■ **Data under study**
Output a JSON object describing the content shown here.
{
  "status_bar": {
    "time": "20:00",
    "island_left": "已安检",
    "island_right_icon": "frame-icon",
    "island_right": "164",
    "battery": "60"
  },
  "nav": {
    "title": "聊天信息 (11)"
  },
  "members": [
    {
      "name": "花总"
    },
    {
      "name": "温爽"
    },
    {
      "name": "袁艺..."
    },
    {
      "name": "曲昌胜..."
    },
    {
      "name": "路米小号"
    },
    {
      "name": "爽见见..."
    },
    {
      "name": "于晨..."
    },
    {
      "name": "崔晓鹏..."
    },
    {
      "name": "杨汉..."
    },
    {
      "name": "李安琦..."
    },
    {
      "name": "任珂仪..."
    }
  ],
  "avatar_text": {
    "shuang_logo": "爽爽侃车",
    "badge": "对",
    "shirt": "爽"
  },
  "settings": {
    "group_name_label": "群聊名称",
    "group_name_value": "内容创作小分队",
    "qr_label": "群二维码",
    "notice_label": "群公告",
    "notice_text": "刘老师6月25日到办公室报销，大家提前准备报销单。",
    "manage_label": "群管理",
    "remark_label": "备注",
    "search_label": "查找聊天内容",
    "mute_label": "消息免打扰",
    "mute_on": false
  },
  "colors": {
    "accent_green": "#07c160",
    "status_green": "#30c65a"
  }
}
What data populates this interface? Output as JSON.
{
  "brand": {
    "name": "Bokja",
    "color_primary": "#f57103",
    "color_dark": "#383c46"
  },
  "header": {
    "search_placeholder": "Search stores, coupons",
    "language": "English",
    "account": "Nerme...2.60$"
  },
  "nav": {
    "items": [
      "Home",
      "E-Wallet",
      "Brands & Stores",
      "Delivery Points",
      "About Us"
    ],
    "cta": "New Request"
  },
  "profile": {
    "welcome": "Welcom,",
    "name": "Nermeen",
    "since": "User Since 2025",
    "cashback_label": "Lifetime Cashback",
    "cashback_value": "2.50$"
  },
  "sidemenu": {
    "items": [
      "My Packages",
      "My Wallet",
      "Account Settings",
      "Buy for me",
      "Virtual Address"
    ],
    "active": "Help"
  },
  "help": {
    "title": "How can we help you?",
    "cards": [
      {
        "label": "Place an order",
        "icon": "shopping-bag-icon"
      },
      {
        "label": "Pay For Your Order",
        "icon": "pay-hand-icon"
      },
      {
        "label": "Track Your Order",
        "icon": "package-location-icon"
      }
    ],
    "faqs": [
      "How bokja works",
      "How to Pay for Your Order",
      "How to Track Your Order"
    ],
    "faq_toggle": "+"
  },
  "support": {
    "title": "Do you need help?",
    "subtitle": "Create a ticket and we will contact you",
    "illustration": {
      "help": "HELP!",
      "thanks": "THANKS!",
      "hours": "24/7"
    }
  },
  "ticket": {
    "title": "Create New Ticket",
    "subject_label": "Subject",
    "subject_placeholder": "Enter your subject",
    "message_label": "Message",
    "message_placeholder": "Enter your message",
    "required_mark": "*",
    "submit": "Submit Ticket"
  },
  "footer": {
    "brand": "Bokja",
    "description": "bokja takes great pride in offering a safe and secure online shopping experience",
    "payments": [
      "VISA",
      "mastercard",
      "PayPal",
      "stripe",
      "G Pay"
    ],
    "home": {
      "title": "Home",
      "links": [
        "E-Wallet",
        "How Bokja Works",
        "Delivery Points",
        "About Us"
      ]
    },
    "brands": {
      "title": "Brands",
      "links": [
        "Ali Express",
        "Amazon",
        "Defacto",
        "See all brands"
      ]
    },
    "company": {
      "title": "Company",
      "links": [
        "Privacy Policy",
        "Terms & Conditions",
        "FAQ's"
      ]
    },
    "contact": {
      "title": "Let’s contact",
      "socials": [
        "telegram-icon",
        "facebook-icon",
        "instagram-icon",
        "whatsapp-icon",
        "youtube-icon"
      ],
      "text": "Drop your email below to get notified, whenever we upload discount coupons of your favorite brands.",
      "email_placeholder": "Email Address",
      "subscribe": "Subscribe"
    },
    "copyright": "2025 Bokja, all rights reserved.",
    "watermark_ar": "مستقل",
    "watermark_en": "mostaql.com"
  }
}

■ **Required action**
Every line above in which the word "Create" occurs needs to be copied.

■ **Exercise response**
    "subtitle": "Create a ticket and we will contact you",
    "title": "Create New Ticket",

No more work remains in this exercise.